(Web page and app entries)
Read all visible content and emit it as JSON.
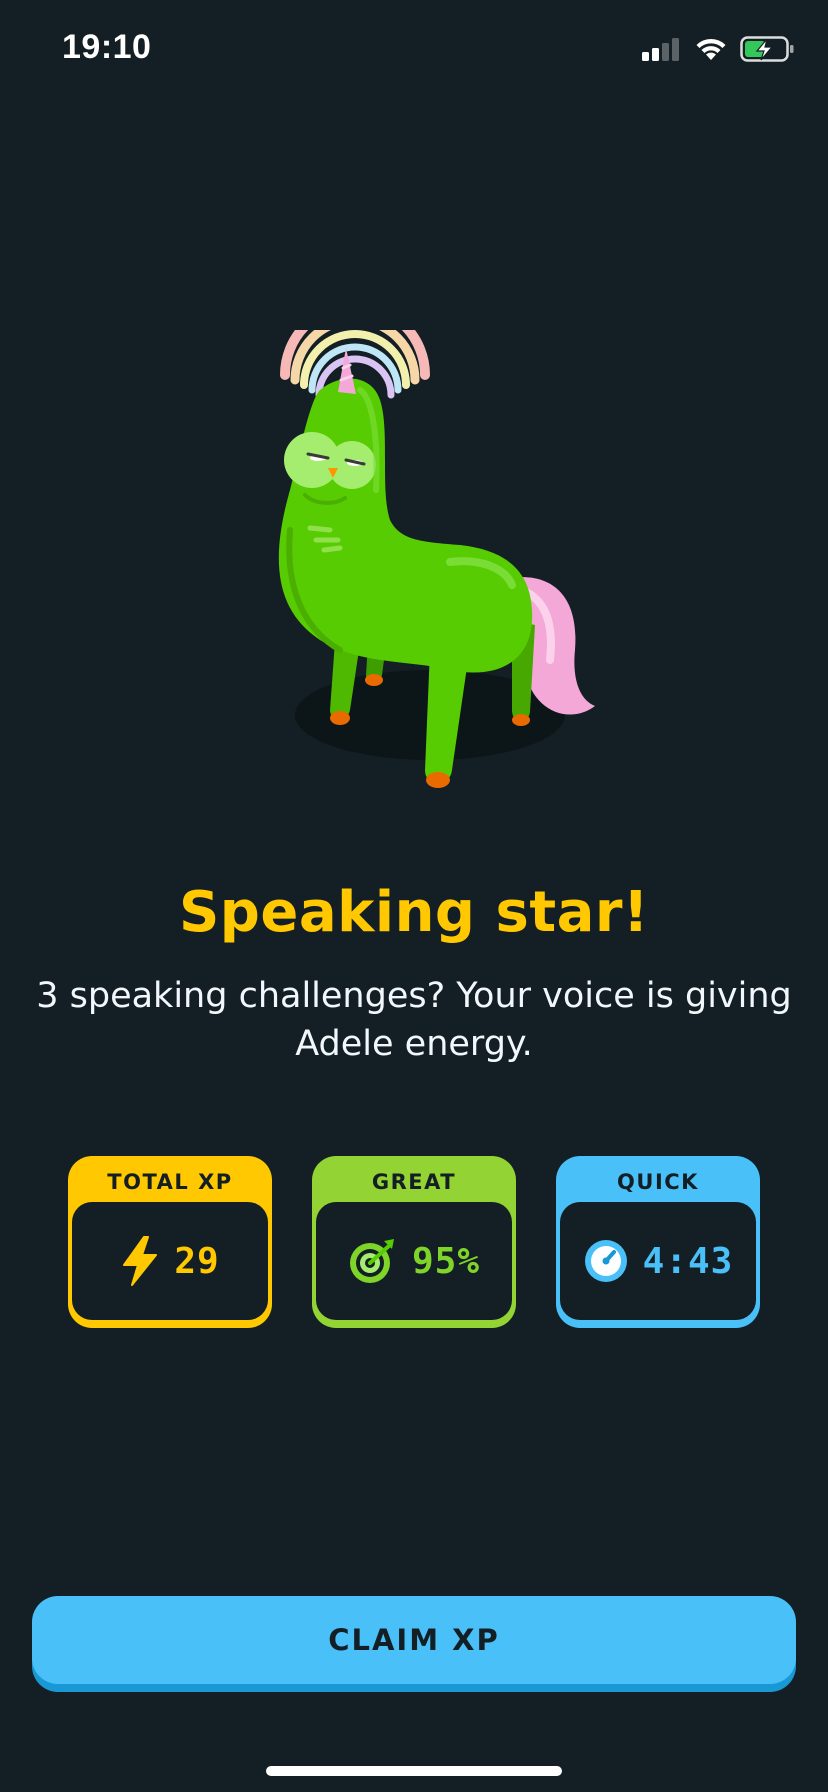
{
  "status_bar": {
    "time": "19:10"
  },
  "result": {
    "headline": "Speaking star!",
    "subtext": "3 speaking challenges? Your voice is giving Adele energy."
  },
  "stats": [
    {
      "label": "TOTAL XP",
      "value": "29",
      "icon": "lightning-bolt-icon",
      "color": "#ffc800"
    },
    {
      "label": "GREAT",
      "value": "95%",
      "icon": "target-icon",
      "color": "#93d333"
    },
    {
      "label": "QUICK",
      "value": "4:43",
      "icon": "stopwatch-icon",
      "color": "#49c0f8"
    }
  ],
  "actions": {
    "claim_label": "CLAIM XP"
  },
  "colors": {
    "background": "#131f24",
    "headline": "#ffc800",
    "button": "#49c0f8",
    "button_shadow": "#1899d6"
  }
}
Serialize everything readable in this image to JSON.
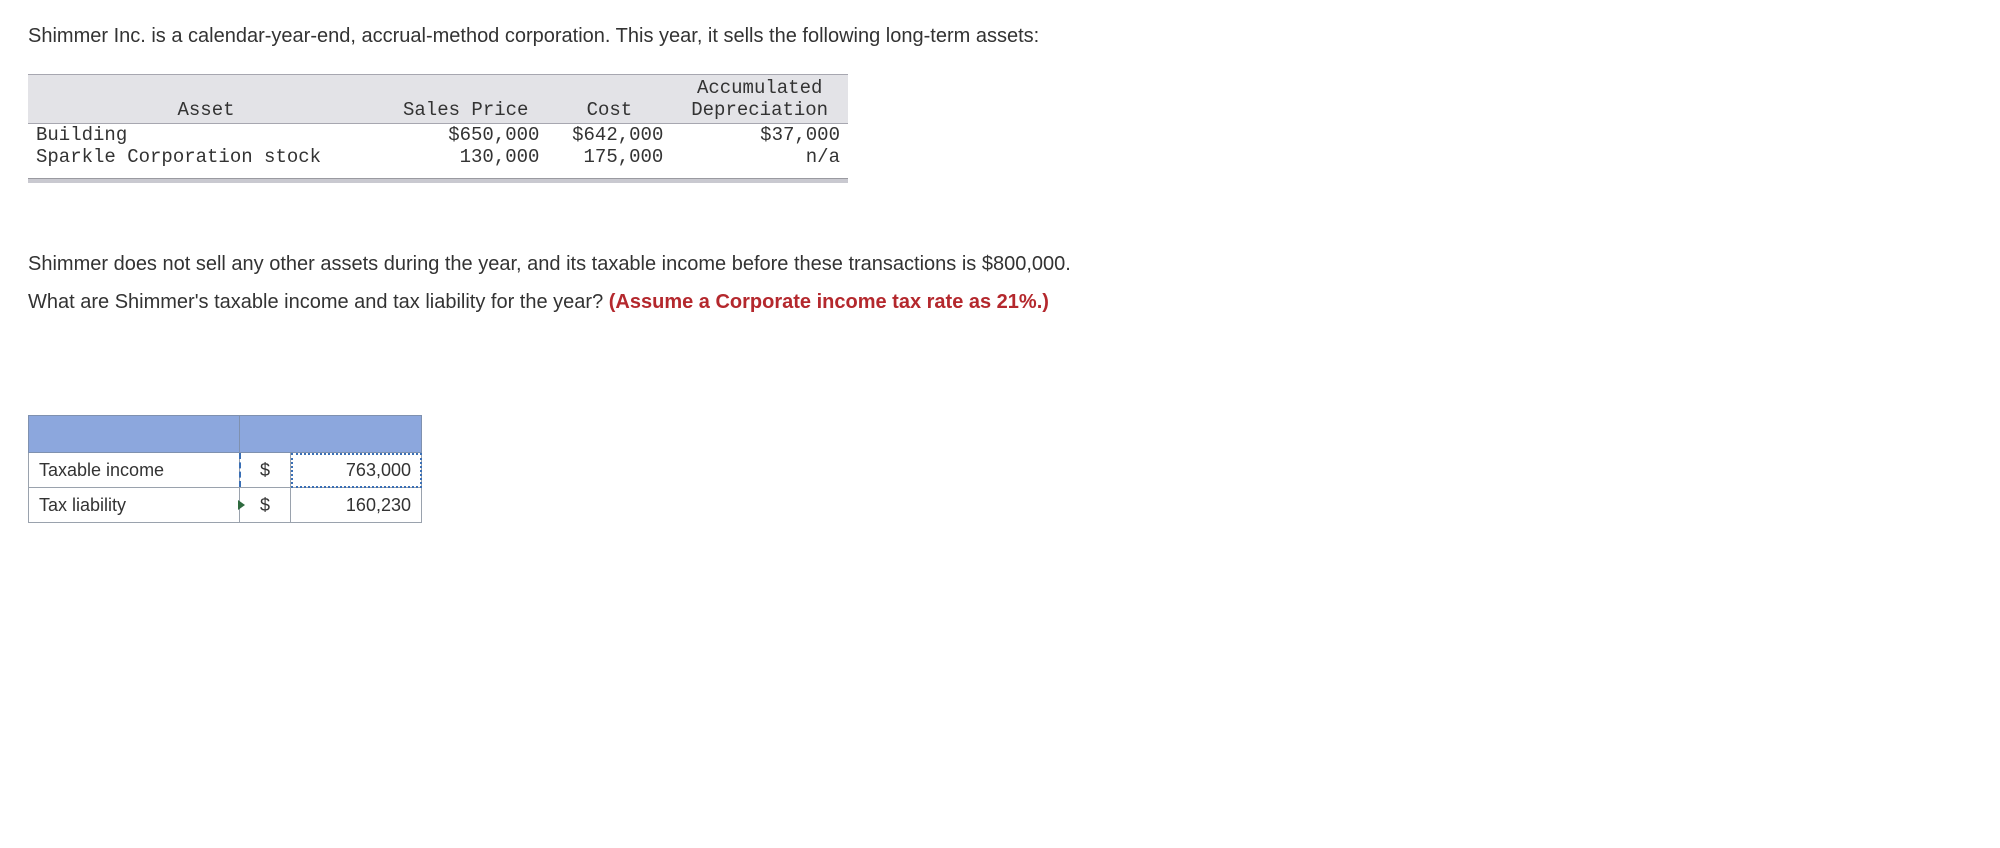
{
  "intro": "Shimmer Inc. is a calendar-year-end, accrual-method corporation. This year, it sells the following long-term assets:",
  "asset_table": {
    "headers": {
      "asset": "Asset",
      "sales_price": "Sales Price",
      "cost": "Cost",
      "accum_dep": "Accumulated\nDepreciation"
    },
    "rows": [
      {
        "asset": "Building",
        "sales_price": "$650,000",
        "cost": "$642,000",
        "accum_dep": "$37,000"
      },
      {
        "asset": "Sparkle Corporation stock",
        "sales_price": "130,000",
        "cost": "175,000",
        "accum_dep": "n/a"
      }
    ]
  },
  "middle": {
    "line1": "Shimmer does not sell any other assets during the year, and its taxable income before these transactions is $800,000.",
    "line2_a": "What are Shimmer's taxable income and tax liability for the year? ",
    "line2_b": "(Assume a Corporate income tax rate as 21%.)"
  },
  "answer": {
    "rows": [
      {
        "label": "Taxable income",
        "currency": "$",
        "value": "763,000"
      },
      {
        "label": "Tax liability",
        "currency": "$",
        "value": "160,230"
      }
    ]
  }
}
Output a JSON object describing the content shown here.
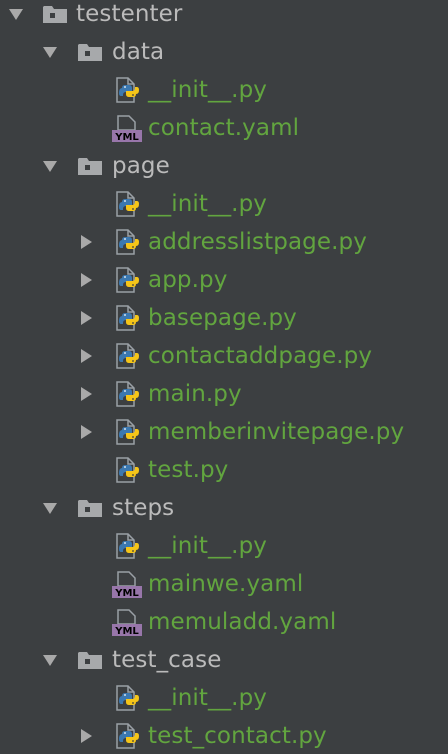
{
  "project_tree": {
    "colors": {
      "background": "#3c3f41",
      "folder_text": "#bbbbbb",
      "file_text": "#62a53f",
      "arrow": "#a9a9a9",
      "folder_icon": "#a7a9ab",
      "python_blue": "#3b78b0",
      "python_yellow": "#f5c518",
      "yaml_badge": "#9876aa"
    },
    "items": [
      {
        "label": "testenter",
        "type": "folder",
        "depth": 0,
        "expanded": true,
        "icon": "folder-icon"
      },
      {
        "label": "data",
        "type": "folder",
        "depth": 1,
        "expanded": true,
        "icon": "folder-icon"
      },
      {
        "label": "__init__.py",
        "type": "python",
        "depth": 2,
        "icon": "python-file-icon"
      },
      {
        "label": "contact.yaml",
        "type": "yaml",
        "depth": 2,
        "icon": "yaml-file-icon"
      },
      {
        "label": "page",
        "type": "folder",
        "depth": 1,
        "expanded": true,
        "icon": "folder-icon"
      },
      {
        "label": "__init__.py",
        "type": "python",
        "depth": 2,
        "icon": "python-file-icon"
      },
      {
        "label": "addresslistpage.py",
        "type": "python",
        "depth": 2,
        "expandable": true,
        "icon": "python-file-icon"
      },
      {
        "label": "app.py",
        "type": "python",
        "depth": 2,
        "expandable": true,
        "icon": "python-file-icon"
      },
      {
        "label": "basepage.py",
        "type": "python",
        "depth": 2,
        "expandable": true,
        "icon": "python-file-icon"
      },
      {
        "label": "contactaddpage.py",
        "type": "python",
        "depth": 2,
        "expandable": true,
        "icon": "python-file-icon"
      },
      {
        "label": "main.py",
        "type": "python",
        "depth": 2,
        "expandable": true,
        "icon": "python-file-icon"
      },
      {
        "label": "memberinvitepage.py",
        "type": "python",
        "depth": 2,
        "expandable": true,
        "icon": "python-file-icon"
      },
      {
        "label": "test.py",
        "type": "python",
        "depth": 2,
        "icon": "python-file-icon"
      },
      {
        "label": "steps",
        "type": "folder",
        "depth": 1,
        "expanded": true,
        "icon": "folder-icon"
      },
      {
        "label": "__init__.py",
        "type": "python",
        "depth": 2,
        "icon": "python-file-icon"
      },
      {
        "label": "mainwe.yaml",
        "type": "yaml",
        "depth": 2,
        "icon": "yaml-file-icon"
      },
      {
        "label": "memuladd.yaml",
        "type": "yaml",
        "depth": 2,
        "icon": "yaml-file-icon"
      },
      {
        "label": "test_case",
        "type": "folder",
        "depth": 1,
        "expanded": true,
        "icon": "folder-icon"
      },
      {
        "label": "__init__.py",
        "type": "python",
        "depth": 2,
        "icon": "python-file-icon"
      },
      {
        "label": "test_contact.py",
        "type": "python",
        "depth": 2,
        "expandable": true,
        "icon": "python-file-icon"
      }
    ]
  }
}
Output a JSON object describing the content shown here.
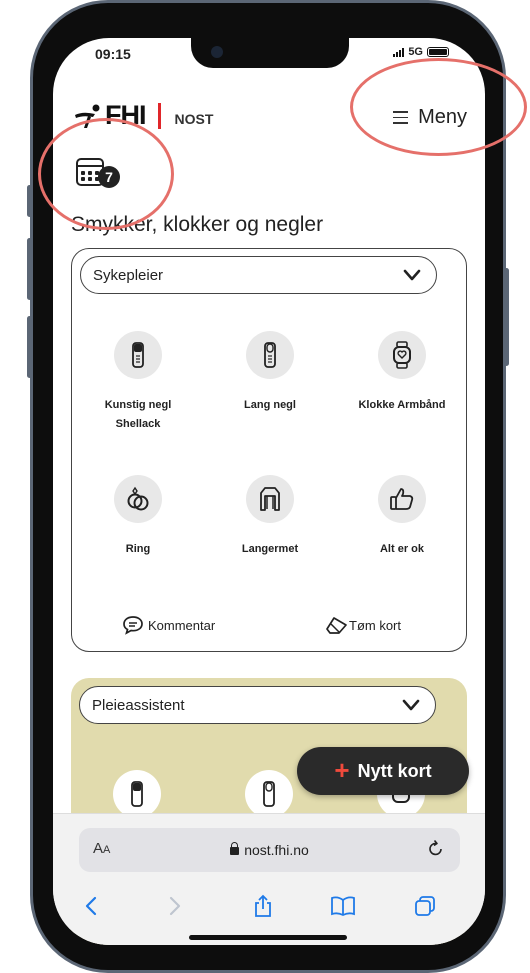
{
  "status_bar": {
    "time": "09:15",
    "network": "5G"
  },
  "header": {
    "logo_text": "FHI",
    "logo_sub": "NOST",
    "menu_label": "Meny"
  },
  "card_counter": {
    "count": "7"
  },
  "page_title": "Smykker, klokker og negler",
  "panels": [
    {
      "role": "Sykepleier",
      "items": [
        {
          "label": "Kunstig negl",
          "label2": "Shellack",
          "icon": "artificial-nail-icon"
        },
        {
          "label": "Lang negl",
          "icon": "long-nail-icon"
        },
        {
          "label": "Klokke Armbånd",
          "icon": "watch-icon"
        },
        {
          "label": "Ring",
          "icon": "ring-icon"
        },
        {
          "label": "Langermet",
          "icon": "long-sleeve-icon"
        },
        {
          "label": "Alt er ok",
          "icon": "thumbs-up-icon"
        }
      ],
      "comment_label": "Kommentar",
      "clear_label": "Tøm kort"
    },
    {
      "role": "Pleieassistent"
    }
  ],
  "fab_label": "Nytt kort",
  "browser": {
    "url": "nost.fhi.no",
    "text_size": "AA"
  },
  "colors": {
    "accent_red": "#e0262a",
    "olive_panel": "#e1dbad",
    "fab": "#2a2a2a",
    "browser_blue": "#1f7ae8",
    "annotation": "#e5706a"
  }
}
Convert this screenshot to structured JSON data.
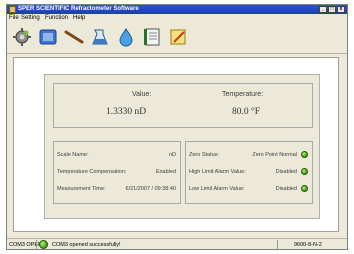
{
  "window": {
    "title": "SPER SCIENTIFIC Refractometer Software",
    "buttons": {
      "minimize": "_",
      "maximize": "□",
      "close": "x"
    }
  },
  "menu": [
    "File",
    "Setting",
    "Function",
    "Help"
  ],
  "toolbar": {
    "tools": [
      "gear-icon",
      "sample-tile-icon",
      "probe-icon",
      "beaker-icon",
      "drop-icon",
      "notebook-icon",
      "pencil-note-icon"
    ]
  },
  "reading": {
    "value_label": "Value:",
    "value": "1.3330 nD",
    "temperature_label": "Temperature:",
    "temperature": "80.0 °F"
  },
  "settings": {
    "scale_name_label": "Scale Name:",
    "scale_name": "nD",
    "temp_comp_label": "Temperature Compensation:",
    "temp_comp": "Enabled",
    "measurement_time_label": "Measurement Time:",
    "measurement_time": "6/21/2007 / 09:38:40"
  },
  "status": {
    "zero_status_label": "Zero Status:",
    "zero_status": "Zero Point Normal",
    "high_alarm_label": "High Limit Alarm Value:",
    "high_alarm": "Disabled",
    "low_alarm_label": "Low Limit Alarm Value:",
    "low_alarm": "Disabled"
  },
  "statusbar": {
    "port": "COM3 OPEN",
    "message": "COM3 opened successfully!",
    "settings": "9600-8-N-2"
  },
  "colors": {
    "led_green": "#3e9a12",
    "titlebar_blue": "#1c3fa6"
  }
}
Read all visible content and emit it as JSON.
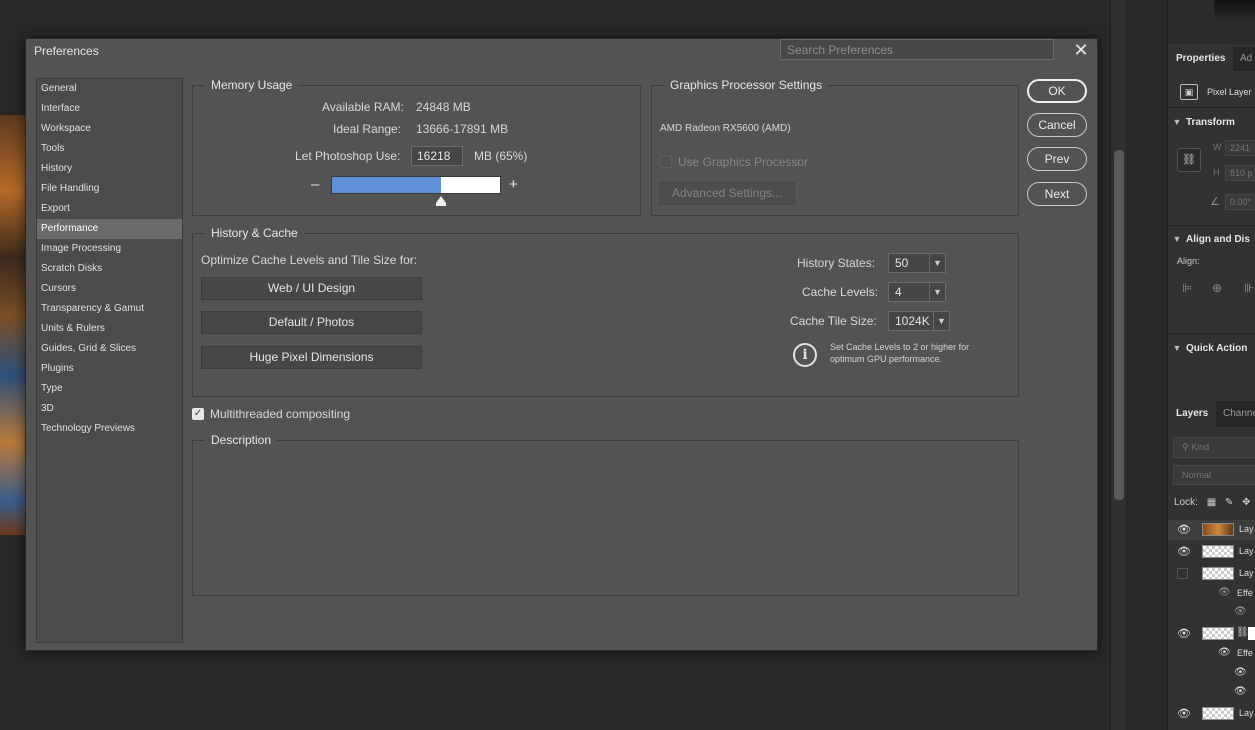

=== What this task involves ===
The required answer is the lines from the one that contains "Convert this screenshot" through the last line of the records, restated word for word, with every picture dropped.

=== Task answer ===
Convert this screenshot to structured JSON data.
{
  "window": {
    "title": "SPER SCIENTIFIC Refractometer Software",
    "buttons": {
      "minimize": "_",
      "maximize": "□",
      "close": "x"
    }
  },
  "menu": [
    "File",
    "Setting",
    "Function",
    "Help"
  ],
  "toolbar": {
    "tools": [
      "gear-icon",
      "sample-tile-icon",
      "probe-icon",
      "beaker-icon",
      "drop-icon",
      "notebook-icon",
      "pencil-note-icon"
    ]
  },
  "reading": {
    "value_label": "Value:",
    "value": "1.3330 nD",
    "temperature_label": "Temperature:",
    "temperature": "80.0 °F"
  },
  "settings": {
    "scale_name_label": "Scale Name:",
    "scale_name": "nD",
    "temp_comp_label": "Temperature Compensation:",
    "temp_comp": "Enabled",
    "measurement_time_label": "Measurement Time:",
    "measurement_time": "6/21/2007 / 09:38:40"
  },
  "status": {
    "zero_status_label": "Zero Status:",
    "zero_status": "Zero Point Normal",
    "high_alarm_label": "High Limit Alarm Value:",
    "high_alarm": "Disabled",
    "low_alarm_label": "Low Limit Alarm Value:",
    "low_alarm": "Disabled"
  },
  "statusbar": {
    "port": "COM3 OPEN",
    "message": "COM3 opened successfully!",
    "settings": "9600-8-N-2"
  },
  "colors": {
    "led_green": "#3e9a12",
    "titlebar_blue": "#1c3fa6"
  }
}
Read all visible content and emit it as JSON.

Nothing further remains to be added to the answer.